From the moment Jeremy Corbyn was elected Labour leader, Corbynism has been dismissed, derided or romanticised - but rarely taken seriously as a set of ideas on its own terms. From a left perspective, this book critically outlines the shared understanding of capitalism and its alternatives that unites the component parts of the Corbyn movement. Bypassing arguments over electability undermined by the 2017 election, Corbynism: A Critical Approach decodes the central tenets of the Corbynist worldview, showing their coherence with contemporary political-economic shifts. Corbyn's platform of protectionism at home and isolationism abroad, it contends, chimes with conspiratorial understandings of global capitalism as a 'rigged system' common to populist nativism in an age of Trump and Brexit.
An empowering and highly visual reminder that action can lead to change by featuring protests that have changed the world.
Throughout history, times of great change have been initiated by protest and persistence. Today, our world is undergoing an era of political divide and activism that is shaping all aspects of daily life. While some may feel lost, afraid, or discouraged, The Power of Protest proves that we can look to the past and rise up for our own causes.

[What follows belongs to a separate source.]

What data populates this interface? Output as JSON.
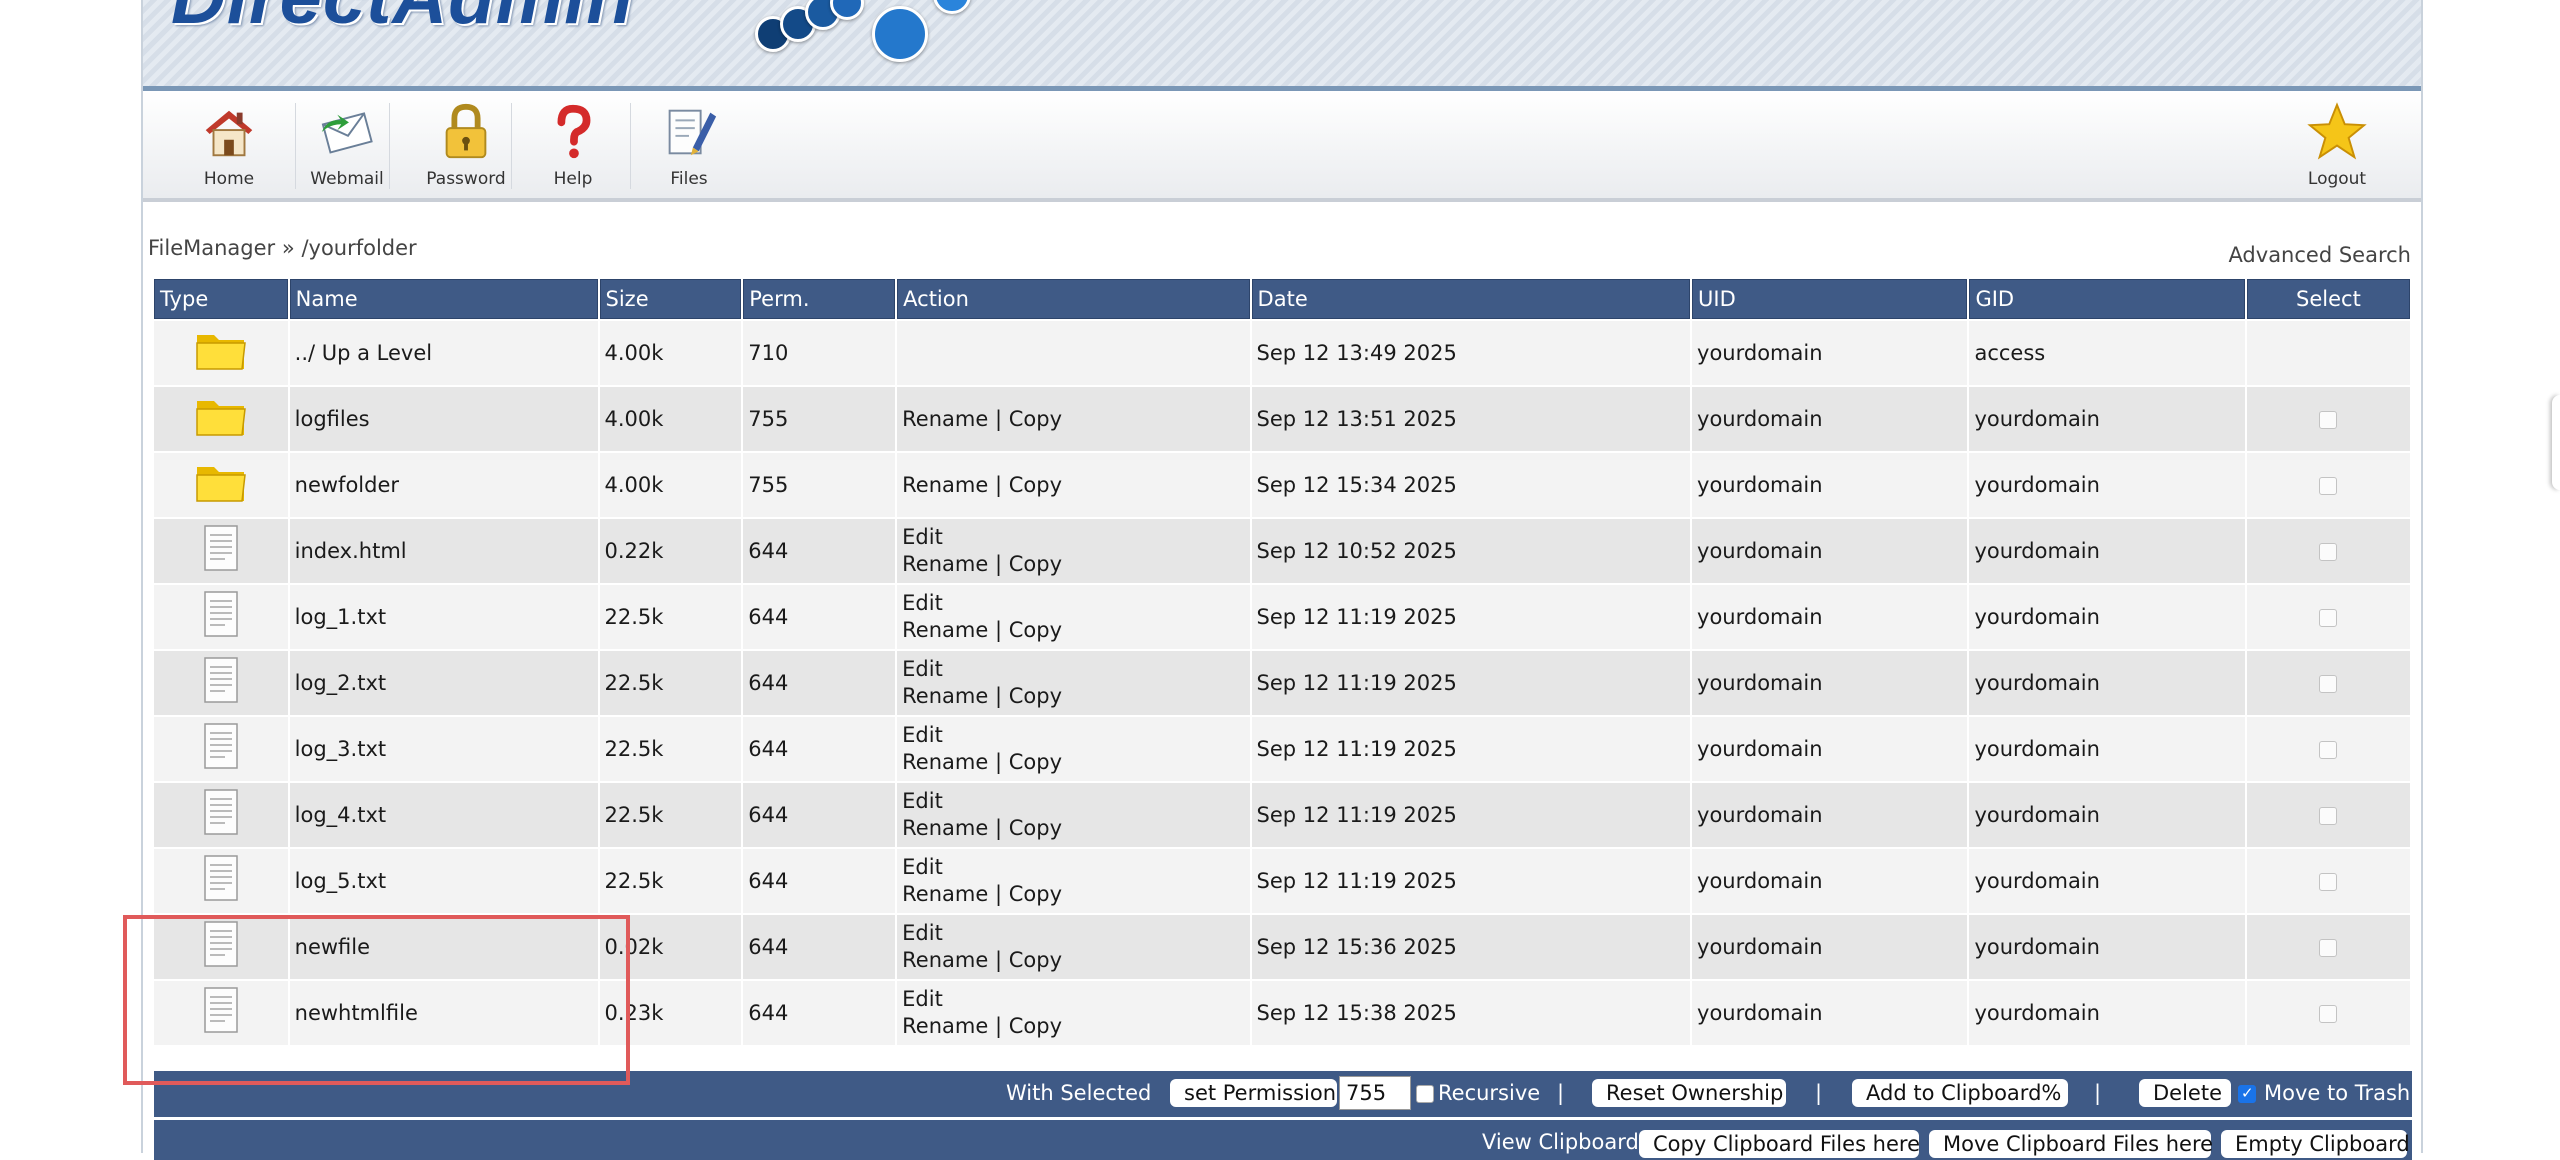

This beautiful, inspiring book contains photographs and timelines chronicling the movements that changed the world, from women's rights to racial equality and beyond. Protest changes the world like nothing else has to date. What change do you want to fight for?
The Class Strikes Back examines a number of radical, twenty-first-century workers' struggles. These struggles are characterised by a different kind of unionism and solidarity, arising out of new kinds of labour conditions and responsive to new kinds of social and economic marginalisation. The essays in the collection demonstrate the dramatic growth of syndicalist and autonomist formations and argue for their historical necessity. They show how workers seek to form and join democratic and independent unions that are fundamentally opposed to bureaucratic leadership, compromise, and concessions